Within the period of Japans written history several eruptions are recorded the last having been in 1707, when the whole summit burst into flame, rocks were shattered, ashes fell to a depth of several inches even in Yedo (TOkyO), 60 m.
Yedo (Tokyo) 50,000 6,700
It came into existence in KiOto and was thence transferred to Yedo (Tokyo), where the greatest of Japanese playwrights, Chikamatsu Monzaemon (1653-1724), and a musician of exceptional talent, Takemoto Gidayu, collaborated to render this puppet drama a highly popular entertainment.
It flourished for nearly 200 years in Yedo, and is still occasionally performed in Osaka.
Yedo, the shOLiterature guns capital, displaced KiOto as the centre of literary of the activity.
Immediately after the conclusion of the first treaty in 1857, the Yedo authorities instructed the office for studying foreign books (Bunsho torishirabedokoro) to translate excerpts from European and American journals.
Sir Ernest Satow states more definitely that Sakakibara attributes its origin to the year 1695, when portraits of the actor Ichikawa Danjiuro, colored by this process, were sold in the streets of Yedo for five cash apiece.
Among his many other works may be mentioned the Azuma Asobi (Walks round Yedo, 1799).
This new departure reached its climax in the Tokugawa mausolea of Yedo and NikkO, which are enriched by the possession of the most splendid applications of lacquer decoration the world has ever seen, nor is it likely that anything of comparable beauty and grandeur will be again produced in the same line.
Not until the Tokugawa family obtained military control of the whole empire (I6o3), and, fixing its capital at Yedo, required the feudal chiefs to reside there every second year, did the problem of roads and post-stations force itself once more on official attention.
By degrees, however, the progresses of the feudal chiefs to and from Yedo, which at first were simple and economical, developed features of competitive magnificence, and the importance of good roads and suitable accommodation received increased attention.
They carried official messages between Yedo and Osakaa distance of 348 milesin four days by means of a well organized system of relays.
The second class maintained communications between the fiefs and the Tokugawa court as well as their own families in Yedo, for in the alternate years of a feudatorys compulsory residence in that city his family had to live there.
The third class were maintained by a syndicate of 13 merchants as a private enterprise for transmitting letters between the three great cities of KiOto, Osaka and Yedo and intervening places.
The original TOkaidO was taken for model, and Yedo and Nikko were joined by a highway flanked by rows of cryptomeria.
D~ constructed ~o join KiOto with Yedo, but follows an sen O inland course through the provinces of Yamashiro, Omi, Mino, Shinshu, KOtzuke and Musashi.

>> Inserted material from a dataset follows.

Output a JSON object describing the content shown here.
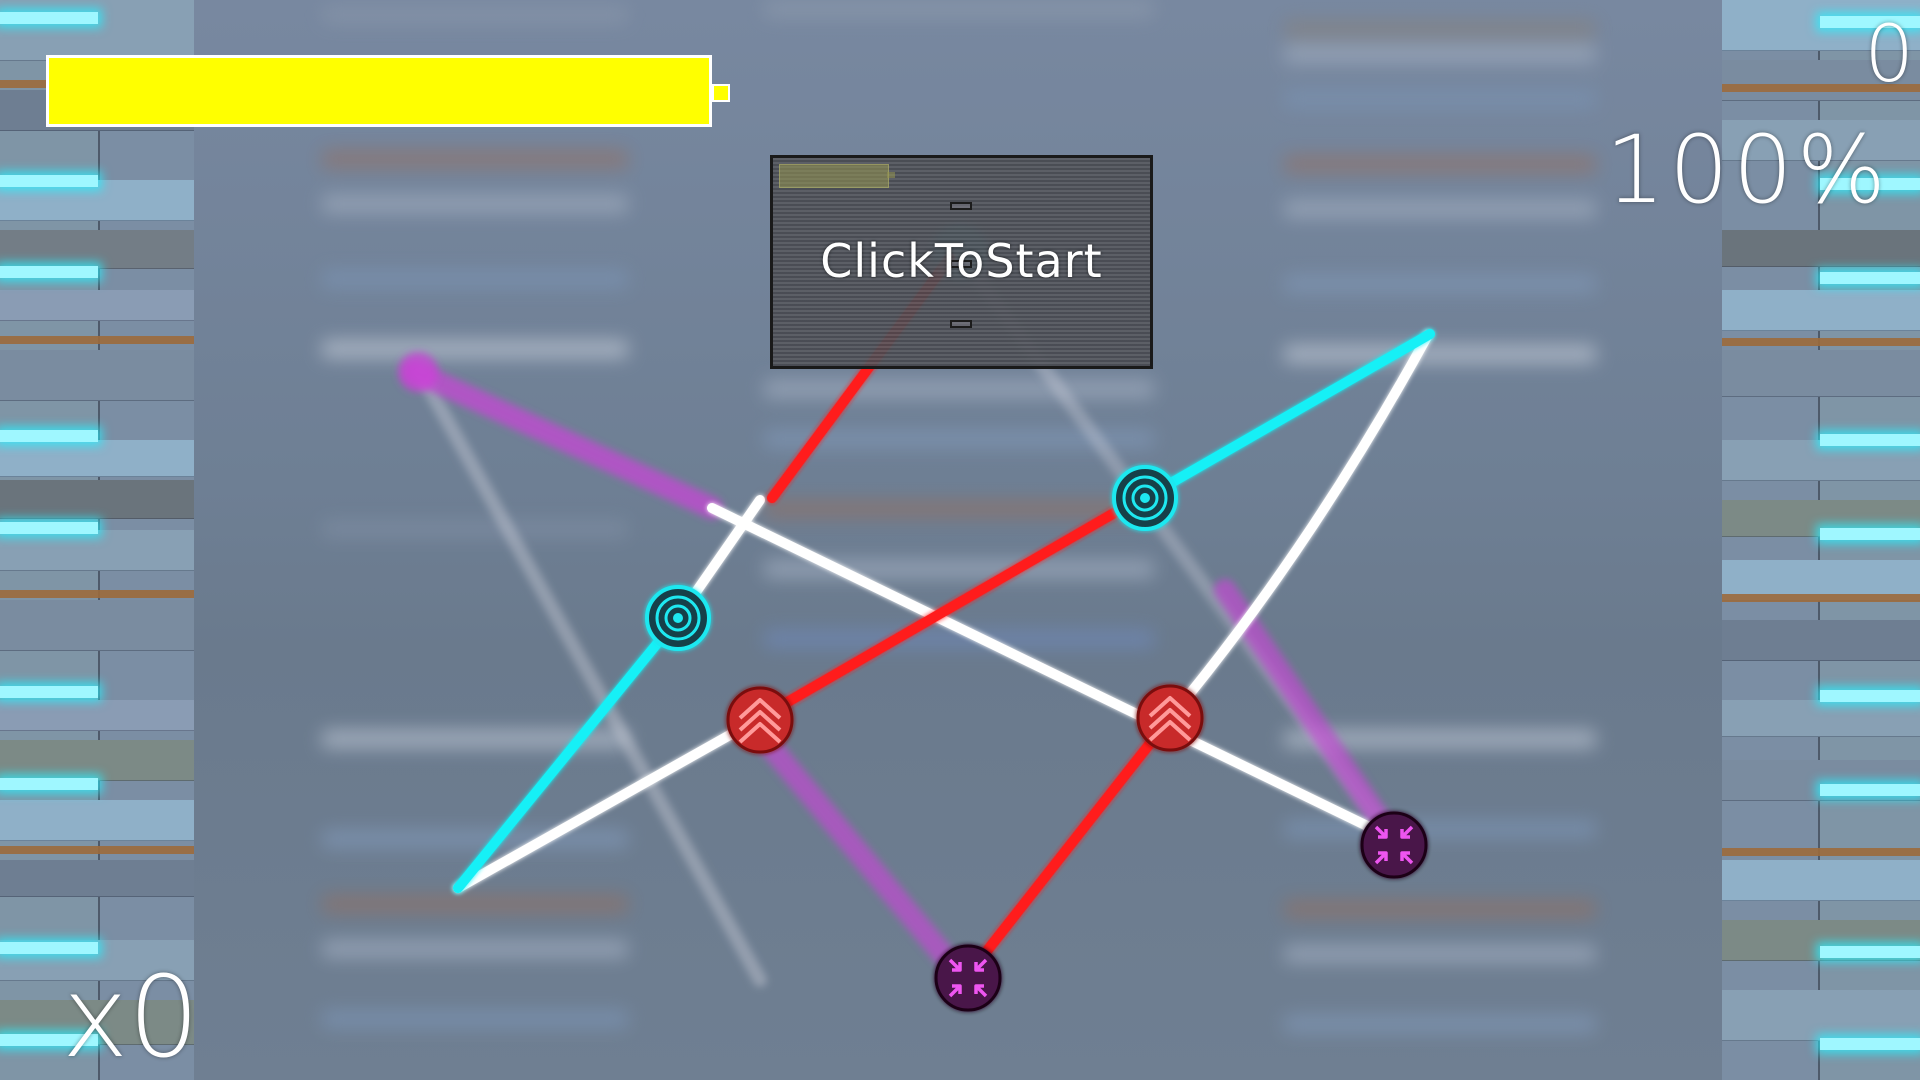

Th third road, the OshOkaidO runs northward from Yedo o h~k 1d~ (now Tokyo) to Aomori on the extreme north of the S U 5 O~ main island, a distance of 445 iii., and several lesser highways give access to other regions.
TOKYO (or ToKIO, formerly called Yedo), the capital of the empire of Japan, situated in 35° 41' N.
Nearly in the centre of Kojimachi-ku, on an eminence, surrounded by moats, stood the castle of Yedo, formerly the residence of the shoguns, which was burnt down in 1873.
There are no reliable data as to the population of Yedo during the shogunate.
In 1590 Iyeyasu made his formal entry into the castle of Yedo, the extent of which he greatly enlarged.
From this date the real importance of Yedo began.
At the restoration in 1868 the shogunate was abolished, and the population of Yedo speedily decreased.
TADASU HAYASHI, Count (1850-), Japanese statesman, was born in Tokyo (then Yedo), and was one of the first batch of students sent by the Tokugawa government to study in England.
In these views Ito cordially agreed with his chieftain, and was sent on a secret mission to Yedo to report to his lord on the doings of the government.
He was the first officer sent by the Tokugawa government to study naval science in Europe, and after going through a course of instruction in Holland he returned in command of the frigate "Kaiyo Maru," built at Amsterdam to order of the Yedo administration.